In the long run, security cameras can also save landlords money. The presence of a camera is a discouragement to people considering vandalizing property, saving potential repair and replacement costs. That means fewer insurance claims and lower premiums. For that matter, most insurance companies will offer an outright discount off premium prices for customers who install security cameras.
But for those considering installing security cameras on their rentals, there are a few legal issues to be aware of.
Security Camera Legal Issues
Though Massachusetts has no laws explicitly regulating the use of security cameras, the state does have privacy laws that include the functions of surveillance cameras, such as recording people.

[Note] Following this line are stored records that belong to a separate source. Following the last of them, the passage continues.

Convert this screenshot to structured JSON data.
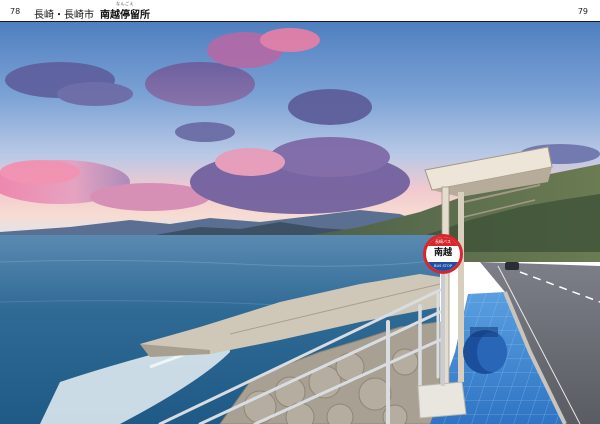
{
  "header": {
    "page_left": "78",
    "page_right": "79",
    "title_region": "長崎・長崎市",
    "title_place": "南越停留所",
    "title_ruby": "なんごえ"
  },
  "sign": {
    "top_text": "長崎バス",
    "name": "南越",
    "bottom_text": "BUS STOP"
  },
  "colors": {
    "sky_top": "#5d8bc6",
    "sunset_pink": "#f1a5b4",
    "sea": "#2f6e97",
    "pavement": "#3c86d0",
    "shelter": "#ece5d8"
  }
}
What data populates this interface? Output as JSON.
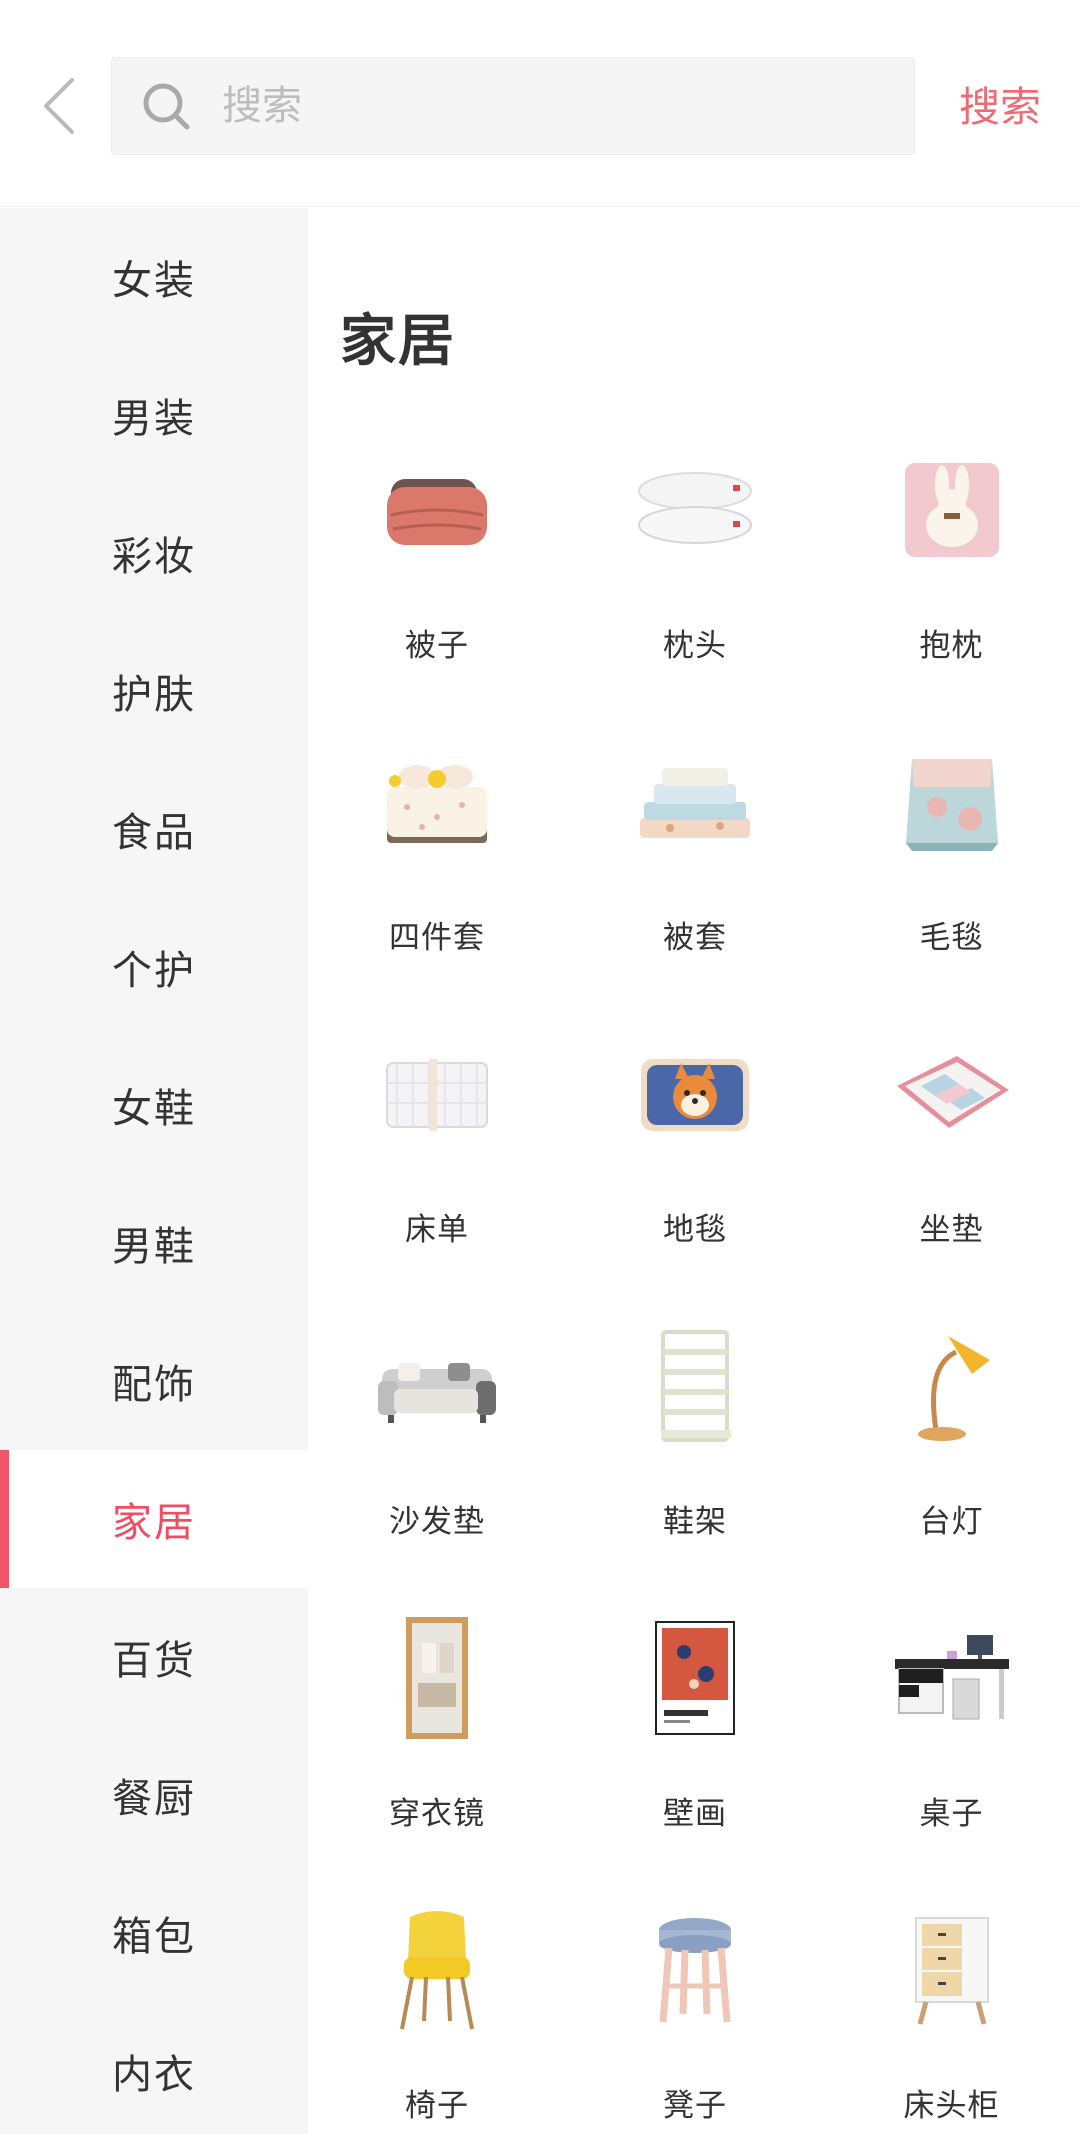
{
  "search": {
    "placeholder": "搜索",
    "button_label": "搜索"
  },
  "sidebar": {
    "active_index": 9,
    "items": [
      {
        "label": "女装"
      },
      {
        "label": "男装"
      },
      {
        "label": "彩妆"
      },
      {
        "label": "护肤"
      },
      {
        "label": "食品"
      },
      {
        "label": "个护"
      },
      {
        "label": "女鞋"
      },
      {
        "label": "男鞋"
      },
      {
        "label": "配饰"
      },
      {
        "label": "家居"
      },
      {
        "label": "百货"
      },
      {
        "label": "餐厨"
      },
      {
        "label": "箱包"
      },
      {
        "label": "内衣"
      }
    ]
  },
  "main": {
    "title": "家居",
    "items": [
      {
        "label": "被子",
        "icon": "quilt-icon"
      },
      {
        "label": "枕头",
        "icon": "pillow-icon"
      },
      {
        "label": "抱枕",
        "icon": "cushion-icon"
      },
      {
        "label": "四件套",
        "icon": "bedding-set-icon"
      },
      {
        "label": "被套",
        "icon": "duvet-cover-icon"
      },
      {
        "label": "毛毯",
        "icon": "blanket-icon"
      },
      {
        "label": "床单",
        "icon": "bed-sheet-icon"
      },
      {
        "label": "地毯",
        "icon": "rug-icon"
      },
      {
        "label": "坐垫",
        "icon": "seat-cushion-icon"
      },
      {
        "label": "沙发垫",
        "icon": "sofa-cover-icon"
      },
      {
        "label": "鞋架",
        "icon": "shoe-rack-icon"
      },
      {
        "label": "台灯",
        "icon": "desk-lamp-icon"
      },
      {
        "label": "穿衣镜",
        "icon": "mirror-icon"
      },
      {
        "label": "壁画",
        "icon": "wall-painting-icon"
      },
      {
        "label": "桌子",
        "icon": "desk-icon"
      },
      {
        "label": "椅子",
        "icon": "chair-icon"
      },
      {
        "label": "凳子",
        "icon": "stool-icon"
      },
      {
        "label": "床头柜",
        "icon": "nightstand-icon"
      }
    ]
  },
  "colors": {
    "accent": "#ee4d63",
    "search_button": "#ef6b73",
    "sidebar_bg": "#f6f6f6"
  }
}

When you install security cameras on and around your rentals, you enter the legal arena of privacy, a hot-button issue. Landlords and property owners have legal rights to install surveillance cameras to help protect their rental properties. But in the United States, citizens also have rights to privacy in their homes and a right to know when they are under surveillance.
That includes inside rental units. Though a rental may be your property as a landlord, you have no right to place surveillance cameras anywhere inside a rental unit’s living or private areas, such as bedrooms and bathrooms.
Any cameras installed should be visible. And it’s advisable to inform tenants that there are security cameras on the premises. A sign or sticker near each camera is sufficient, but a note or verbal notice is even better.
In Massachusetts, you may not legally audio record anyone without their consent, according to MGL c. 272 s. 99, the so-called wiretap law. This is in contrast to most states’ requirements of only one-party knowledge of audio recording. Massachusetts law requires all recorded parties to consent to being recorded.
For video recording, a notice or sign in common areas suffices to inform people that they are being video recorded or surveilled. But in the case of audio, you have to go further than just a sign or notice by receiving their consent to being audio recorded. This is partly because sound can travel around corners and pick up from off-camera, where a disclosure sign isn’t visible. For this reason, most landlords install security cameras around rentals with audio turned off, so that only video is captured – with a clear sign designating the camera’s presence.
Cameras at rentals need to be installed with privacy laws in mind, including MGL c.214, S. 1B, the right of privacy law, and the wiretap law. To be certain you’re within legal compliance when installing cameras on your rentals, consult with an attorney familiar with your state’s privacy laws.